Judge to pro-life activist: ‘Your God is wrong’
During the trial, after an exchange with one of Wagner’s supporters and ordering him out of the room, Clements said to Wagner, “Ms. Wagner is smiling. You don’t get it, do you Ms. Wagner?” and claimed she did not know what the law meant. Wagner then asked him to explain it.
Clements responded, “If you think that you have some higher moral authority that allows you to break (the) rule of law, that allows you to go to that clinic, to allow you to disregard the rights of other people to use that clinic, to disrespect those people, then you are wrong, and your God is wrong, because no God would tolerate that.”
Wagner admitted to the judge that she would not keep away from abortion facilities.

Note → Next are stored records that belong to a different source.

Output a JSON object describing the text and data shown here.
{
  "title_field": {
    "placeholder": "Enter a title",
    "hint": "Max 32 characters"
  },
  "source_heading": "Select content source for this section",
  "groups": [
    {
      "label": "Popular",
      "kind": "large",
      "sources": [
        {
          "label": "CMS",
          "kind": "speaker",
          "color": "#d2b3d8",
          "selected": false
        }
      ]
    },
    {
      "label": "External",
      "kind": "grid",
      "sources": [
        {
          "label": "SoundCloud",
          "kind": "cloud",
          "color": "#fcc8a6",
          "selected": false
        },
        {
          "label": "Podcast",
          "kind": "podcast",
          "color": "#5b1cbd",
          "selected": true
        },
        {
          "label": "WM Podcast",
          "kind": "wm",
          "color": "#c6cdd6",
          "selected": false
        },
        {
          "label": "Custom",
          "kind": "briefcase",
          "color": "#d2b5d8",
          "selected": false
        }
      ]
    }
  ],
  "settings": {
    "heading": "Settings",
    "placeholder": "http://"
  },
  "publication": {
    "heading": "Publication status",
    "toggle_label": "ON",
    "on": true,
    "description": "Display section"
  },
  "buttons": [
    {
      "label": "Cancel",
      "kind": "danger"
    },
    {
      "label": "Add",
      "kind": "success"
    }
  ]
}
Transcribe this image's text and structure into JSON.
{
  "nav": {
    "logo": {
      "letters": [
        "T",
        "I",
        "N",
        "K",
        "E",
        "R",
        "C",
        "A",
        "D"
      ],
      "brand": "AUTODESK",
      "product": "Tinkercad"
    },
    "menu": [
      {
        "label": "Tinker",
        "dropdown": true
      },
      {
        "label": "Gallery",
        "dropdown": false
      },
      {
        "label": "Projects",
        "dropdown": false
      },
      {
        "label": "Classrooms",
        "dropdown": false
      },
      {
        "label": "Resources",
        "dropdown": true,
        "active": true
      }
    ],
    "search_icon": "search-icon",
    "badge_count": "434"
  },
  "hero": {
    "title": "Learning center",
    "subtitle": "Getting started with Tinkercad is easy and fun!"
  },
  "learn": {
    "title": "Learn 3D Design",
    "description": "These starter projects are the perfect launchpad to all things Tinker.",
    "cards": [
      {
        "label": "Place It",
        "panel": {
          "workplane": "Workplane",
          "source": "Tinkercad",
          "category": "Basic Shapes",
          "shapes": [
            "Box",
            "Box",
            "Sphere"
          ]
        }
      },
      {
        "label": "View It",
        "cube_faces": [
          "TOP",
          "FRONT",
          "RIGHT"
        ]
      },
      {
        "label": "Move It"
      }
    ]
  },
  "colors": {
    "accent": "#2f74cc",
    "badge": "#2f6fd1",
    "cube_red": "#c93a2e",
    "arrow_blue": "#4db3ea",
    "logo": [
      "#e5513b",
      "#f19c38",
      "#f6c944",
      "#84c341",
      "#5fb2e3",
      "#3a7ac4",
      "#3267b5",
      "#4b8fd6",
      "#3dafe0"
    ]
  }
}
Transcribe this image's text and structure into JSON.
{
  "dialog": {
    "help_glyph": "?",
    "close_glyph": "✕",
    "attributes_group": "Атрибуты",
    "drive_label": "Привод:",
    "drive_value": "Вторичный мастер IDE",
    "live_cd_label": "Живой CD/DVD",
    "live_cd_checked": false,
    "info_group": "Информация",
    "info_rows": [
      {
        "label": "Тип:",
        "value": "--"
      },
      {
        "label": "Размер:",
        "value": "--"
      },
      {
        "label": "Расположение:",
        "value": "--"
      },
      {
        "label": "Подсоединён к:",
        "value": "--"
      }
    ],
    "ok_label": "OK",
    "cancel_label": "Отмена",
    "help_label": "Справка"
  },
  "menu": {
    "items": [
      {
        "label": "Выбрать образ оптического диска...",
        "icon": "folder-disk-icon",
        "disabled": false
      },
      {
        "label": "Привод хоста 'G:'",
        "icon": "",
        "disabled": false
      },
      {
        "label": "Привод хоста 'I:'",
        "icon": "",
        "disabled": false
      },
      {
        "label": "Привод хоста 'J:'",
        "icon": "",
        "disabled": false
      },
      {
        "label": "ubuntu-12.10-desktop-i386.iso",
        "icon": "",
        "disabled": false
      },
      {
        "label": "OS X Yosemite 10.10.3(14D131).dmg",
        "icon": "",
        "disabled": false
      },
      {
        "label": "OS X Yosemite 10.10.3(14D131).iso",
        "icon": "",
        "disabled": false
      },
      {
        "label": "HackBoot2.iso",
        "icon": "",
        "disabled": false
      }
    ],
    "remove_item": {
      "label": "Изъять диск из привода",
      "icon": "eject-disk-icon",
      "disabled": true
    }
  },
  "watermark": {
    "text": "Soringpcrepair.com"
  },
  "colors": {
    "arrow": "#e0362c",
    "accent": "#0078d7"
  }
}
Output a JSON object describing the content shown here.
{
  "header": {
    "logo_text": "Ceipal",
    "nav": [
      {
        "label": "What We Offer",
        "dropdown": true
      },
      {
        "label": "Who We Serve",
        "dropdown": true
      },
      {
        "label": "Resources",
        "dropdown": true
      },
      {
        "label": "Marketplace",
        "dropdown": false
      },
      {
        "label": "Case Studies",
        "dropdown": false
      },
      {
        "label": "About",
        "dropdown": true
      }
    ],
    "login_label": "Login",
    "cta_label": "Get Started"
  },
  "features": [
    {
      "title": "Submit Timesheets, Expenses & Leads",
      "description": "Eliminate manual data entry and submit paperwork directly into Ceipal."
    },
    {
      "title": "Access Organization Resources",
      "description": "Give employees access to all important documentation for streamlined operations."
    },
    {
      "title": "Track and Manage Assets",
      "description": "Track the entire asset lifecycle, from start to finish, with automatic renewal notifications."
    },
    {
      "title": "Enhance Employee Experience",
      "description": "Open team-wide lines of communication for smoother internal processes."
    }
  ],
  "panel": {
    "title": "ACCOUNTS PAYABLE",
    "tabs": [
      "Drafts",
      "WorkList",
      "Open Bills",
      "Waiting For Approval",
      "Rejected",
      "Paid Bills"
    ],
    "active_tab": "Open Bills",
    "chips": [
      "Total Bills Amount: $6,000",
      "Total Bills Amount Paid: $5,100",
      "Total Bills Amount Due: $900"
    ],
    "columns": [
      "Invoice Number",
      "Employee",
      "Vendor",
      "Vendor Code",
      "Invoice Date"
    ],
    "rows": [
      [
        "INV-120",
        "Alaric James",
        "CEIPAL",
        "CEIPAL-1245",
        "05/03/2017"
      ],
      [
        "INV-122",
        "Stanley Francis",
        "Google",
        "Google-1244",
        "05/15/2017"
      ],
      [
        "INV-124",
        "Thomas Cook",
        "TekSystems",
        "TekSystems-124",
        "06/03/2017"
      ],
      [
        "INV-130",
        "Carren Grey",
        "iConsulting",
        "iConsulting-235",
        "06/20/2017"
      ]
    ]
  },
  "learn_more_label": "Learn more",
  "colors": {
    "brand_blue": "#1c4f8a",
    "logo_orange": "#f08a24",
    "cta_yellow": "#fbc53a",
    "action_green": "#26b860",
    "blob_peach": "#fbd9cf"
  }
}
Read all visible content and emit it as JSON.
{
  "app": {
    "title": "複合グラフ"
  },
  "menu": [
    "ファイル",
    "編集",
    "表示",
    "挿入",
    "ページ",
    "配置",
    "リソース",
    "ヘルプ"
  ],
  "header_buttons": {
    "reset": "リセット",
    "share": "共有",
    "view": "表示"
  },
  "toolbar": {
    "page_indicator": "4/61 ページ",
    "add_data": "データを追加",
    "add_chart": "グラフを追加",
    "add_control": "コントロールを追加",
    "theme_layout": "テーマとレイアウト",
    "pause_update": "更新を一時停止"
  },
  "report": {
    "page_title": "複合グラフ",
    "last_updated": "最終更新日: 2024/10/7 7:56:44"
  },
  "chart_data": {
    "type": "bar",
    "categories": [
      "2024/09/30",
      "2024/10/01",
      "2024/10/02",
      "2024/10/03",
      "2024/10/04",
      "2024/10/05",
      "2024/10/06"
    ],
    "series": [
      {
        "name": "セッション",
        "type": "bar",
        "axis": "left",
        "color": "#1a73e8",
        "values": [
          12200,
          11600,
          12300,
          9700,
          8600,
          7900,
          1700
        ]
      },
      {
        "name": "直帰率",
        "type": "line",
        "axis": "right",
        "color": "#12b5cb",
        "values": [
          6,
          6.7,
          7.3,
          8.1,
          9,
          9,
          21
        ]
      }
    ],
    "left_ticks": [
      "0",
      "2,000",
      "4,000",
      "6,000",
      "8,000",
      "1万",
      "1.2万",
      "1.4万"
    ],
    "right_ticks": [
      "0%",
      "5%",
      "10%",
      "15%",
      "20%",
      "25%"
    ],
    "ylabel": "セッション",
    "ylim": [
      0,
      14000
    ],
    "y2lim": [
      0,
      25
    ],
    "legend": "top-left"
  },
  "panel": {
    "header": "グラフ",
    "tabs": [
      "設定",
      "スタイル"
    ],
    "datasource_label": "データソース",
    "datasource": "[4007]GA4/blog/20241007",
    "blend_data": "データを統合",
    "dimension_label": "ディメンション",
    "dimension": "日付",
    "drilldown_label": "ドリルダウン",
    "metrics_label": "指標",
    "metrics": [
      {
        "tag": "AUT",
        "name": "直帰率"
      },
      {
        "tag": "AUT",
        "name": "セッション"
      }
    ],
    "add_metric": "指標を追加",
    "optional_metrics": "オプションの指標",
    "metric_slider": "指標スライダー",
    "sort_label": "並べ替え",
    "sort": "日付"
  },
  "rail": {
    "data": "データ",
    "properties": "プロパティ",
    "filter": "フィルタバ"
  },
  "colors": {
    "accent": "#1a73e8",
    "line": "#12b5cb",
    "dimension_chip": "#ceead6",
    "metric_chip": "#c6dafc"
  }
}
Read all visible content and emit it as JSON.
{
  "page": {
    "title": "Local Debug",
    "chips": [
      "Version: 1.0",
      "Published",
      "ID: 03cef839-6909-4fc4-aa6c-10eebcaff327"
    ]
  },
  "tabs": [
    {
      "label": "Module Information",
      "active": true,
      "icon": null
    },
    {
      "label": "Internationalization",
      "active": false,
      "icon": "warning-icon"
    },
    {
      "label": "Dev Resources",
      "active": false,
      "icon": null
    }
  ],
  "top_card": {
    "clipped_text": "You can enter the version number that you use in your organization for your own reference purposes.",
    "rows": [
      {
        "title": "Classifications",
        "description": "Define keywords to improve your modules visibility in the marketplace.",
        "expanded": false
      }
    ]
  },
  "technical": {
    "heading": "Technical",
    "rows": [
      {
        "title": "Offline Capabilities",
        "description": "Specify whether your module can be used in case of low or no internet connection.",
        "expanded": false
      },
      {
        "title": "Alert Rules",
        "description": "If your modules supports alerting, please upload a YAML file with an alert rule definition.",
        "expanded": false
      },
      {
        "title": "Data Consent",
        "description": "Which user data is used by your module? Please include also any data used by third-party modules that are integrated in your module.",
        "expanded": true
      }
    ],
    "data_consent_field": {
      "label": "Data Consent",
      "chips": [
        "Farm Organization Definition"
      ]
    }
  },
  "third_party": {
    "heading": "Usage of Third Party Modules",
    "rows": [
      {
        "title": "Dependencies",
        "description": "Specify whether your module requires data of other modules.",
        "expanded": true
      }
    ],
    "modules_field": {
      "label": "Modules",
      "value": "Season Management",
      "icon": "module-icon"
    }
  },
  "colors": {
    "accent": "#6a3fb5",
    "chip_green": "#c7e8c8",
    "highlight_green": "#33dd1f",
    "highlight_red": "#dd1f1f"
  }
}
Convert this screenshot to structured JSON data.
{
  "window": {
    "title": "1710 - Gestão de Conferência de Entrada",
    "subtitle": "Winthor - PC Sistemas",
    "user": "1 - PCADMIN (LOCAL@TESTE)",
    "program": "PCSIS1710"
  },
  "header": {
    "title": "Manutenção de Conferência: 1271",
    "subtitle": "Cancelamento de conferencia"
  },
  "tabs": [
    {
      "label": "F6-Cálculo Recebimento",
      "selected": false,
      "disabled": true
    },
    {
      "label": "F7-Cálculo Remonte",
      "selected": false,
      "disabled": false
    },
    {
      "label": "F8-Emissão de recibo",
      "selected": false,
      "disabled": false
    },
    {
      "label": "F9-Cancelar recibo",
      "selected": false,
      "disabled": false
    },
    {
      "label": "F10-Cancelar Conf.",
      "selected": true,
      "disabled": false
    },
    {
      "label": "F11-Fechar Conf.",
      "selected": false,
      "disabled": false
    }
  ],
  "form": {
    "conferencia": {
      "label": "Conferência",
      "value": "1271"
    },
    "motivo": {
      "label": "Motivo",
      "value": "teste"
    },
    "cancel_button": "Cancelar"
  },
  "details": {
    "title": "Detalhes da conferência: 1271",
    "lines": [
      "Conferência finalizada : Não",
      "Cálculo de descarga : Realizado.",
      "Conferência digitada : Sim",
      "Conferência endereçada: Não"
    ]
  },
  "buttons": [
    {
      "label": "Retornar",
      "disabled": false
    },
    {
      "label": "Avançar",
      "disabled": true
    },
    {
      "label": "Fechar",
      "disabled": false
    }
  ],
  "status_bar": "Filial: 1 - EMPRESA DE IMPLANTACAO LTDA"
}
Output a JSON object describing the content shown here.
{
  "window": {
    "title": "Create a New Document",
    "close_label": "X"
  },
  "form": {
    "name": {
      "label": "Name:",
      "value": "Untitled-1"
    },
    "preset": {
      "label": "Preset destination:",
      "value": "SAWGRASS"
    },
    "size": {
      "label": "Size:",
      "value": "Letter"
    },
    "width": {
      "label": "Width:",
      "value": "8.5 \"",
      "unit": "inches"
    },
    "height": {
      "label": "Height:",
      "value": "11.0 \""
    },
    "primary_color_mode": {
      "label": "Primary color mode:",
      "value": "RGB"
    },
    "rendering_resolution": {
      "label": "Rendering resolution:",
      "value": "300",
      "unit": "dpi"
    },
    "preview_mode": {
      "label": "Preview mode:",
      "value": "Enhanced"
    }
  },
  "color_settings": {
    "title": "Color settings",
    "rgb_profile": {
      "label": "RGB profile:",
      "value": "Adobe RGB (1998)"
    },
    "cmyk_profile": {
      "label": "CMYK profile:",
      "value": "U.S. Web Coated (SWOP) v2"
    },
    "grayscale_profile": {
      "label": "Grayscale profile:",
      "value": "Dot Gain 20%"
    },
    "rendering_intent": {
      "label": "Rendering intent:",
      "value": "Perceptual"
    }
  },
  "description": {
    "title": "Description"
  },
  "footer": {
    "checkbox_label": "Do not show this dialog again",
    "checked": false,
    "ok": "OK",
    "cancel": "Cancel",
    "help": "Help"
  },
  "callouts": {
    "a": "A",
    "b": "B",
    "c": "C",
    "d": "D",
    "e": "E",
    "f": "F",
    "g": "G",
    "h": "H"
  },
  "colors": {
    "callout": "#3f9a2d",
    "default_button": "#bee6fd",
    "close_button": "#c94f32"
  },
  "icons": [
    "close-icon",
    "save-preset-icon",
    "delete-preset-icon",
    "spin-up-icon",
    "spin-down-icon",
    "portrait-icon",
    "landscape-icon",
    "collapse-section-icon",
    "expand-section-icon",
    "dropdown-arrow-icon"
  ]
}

The judge found Wagner guilty of coming into the facility, approaching people in the waiting room, declining to leave, and pushing on a door to a secure part of the facility. She was already under probation and was not allowed to contact the workers at the facility or be within 500 meters of its door at the time of her arrest.
Patricia Hansen, a co-owner of the abortion facility, filed a victim impact statement where she claimed that her business faced financial troubles because of Wagner’s actions, partly because the staff had to hire a counselor from another facility. Hansen said that she “doesn’t trust this woman’s peaceful demeanour” and that “these people do not work alone.” Crown counsel Derek Ishak compared pro-lifers’ “flouting” of laws to “the Dark Ages” and suggested, without evidence, that Wagner was an example of the growth in “the aggressive nature” of pro-life demonstrators.
While sentencing her, the judge dismissed a joint submission from Ishak and defense lawyer Russell Browne to take into account the time Mary Wagner had already served.
“You know, get a grip,” Clement said of Wagner. “She sure wouldn’t like it if somebody was standing on her doorstep everyday pushing her around. If I had the power to do that, that is what I would do. I would have somebody in her face every day, go and rattle her door. How would she like that?” said Clements.
Wagner was released from prison on May 21. Her lawyer, Peter Boushy, is appealing her conviction. In a statement, Boushy said he will appeal the ruling because “I think it could certainly be argued on appeal that the justice’s conditional attack on the Christian God, along with the tenor and content of his other comments that day, gives rise to a reasonable apprehension – and I stress the word ‘apprehension’ – of bias by (the judge).”
Moreover, Bushy was concerned about Clements’ exchange with Wagner: “There is simply no authority under the Criminal Code for a judge to so engage an accused during the sentencing process since all accused have the time honoured right to remain silent.” Ultimately, the results of the debate between Wagner and the judge were “then used as an aggravating factor on sentence.”
Clements said abortion is legal, “that’s all you have to understand … you start causing people emotional pain and harm, you think that’s okay?”
Joanne McGarry, executive director of the Catholic Civil Rights League (CCRL), told The Interim that she was concerned about Clements’ statements because they “raised the issue of religious belief” and thus “diminished (the judge’s) credibility.” McGarry thought that this made the case “relevant” for an appeal, but stressed Clements ought not to be charged with judicial misconduct. McGarry said that she has seen similar behaviour from judges, though “not in those exact words in that exact setting.”
McGarry gave the example of Justice Ted Matlow who, a few years ago, initially denied the CCRL the opportunity to intervene in a prostitution case because of the group’s religious affiliation. The CCRL appealed the ruling and was afterwards allowed to intervene.
Boushy told The Interim he expects Mary Wagner’s appeal to be heard in the fall.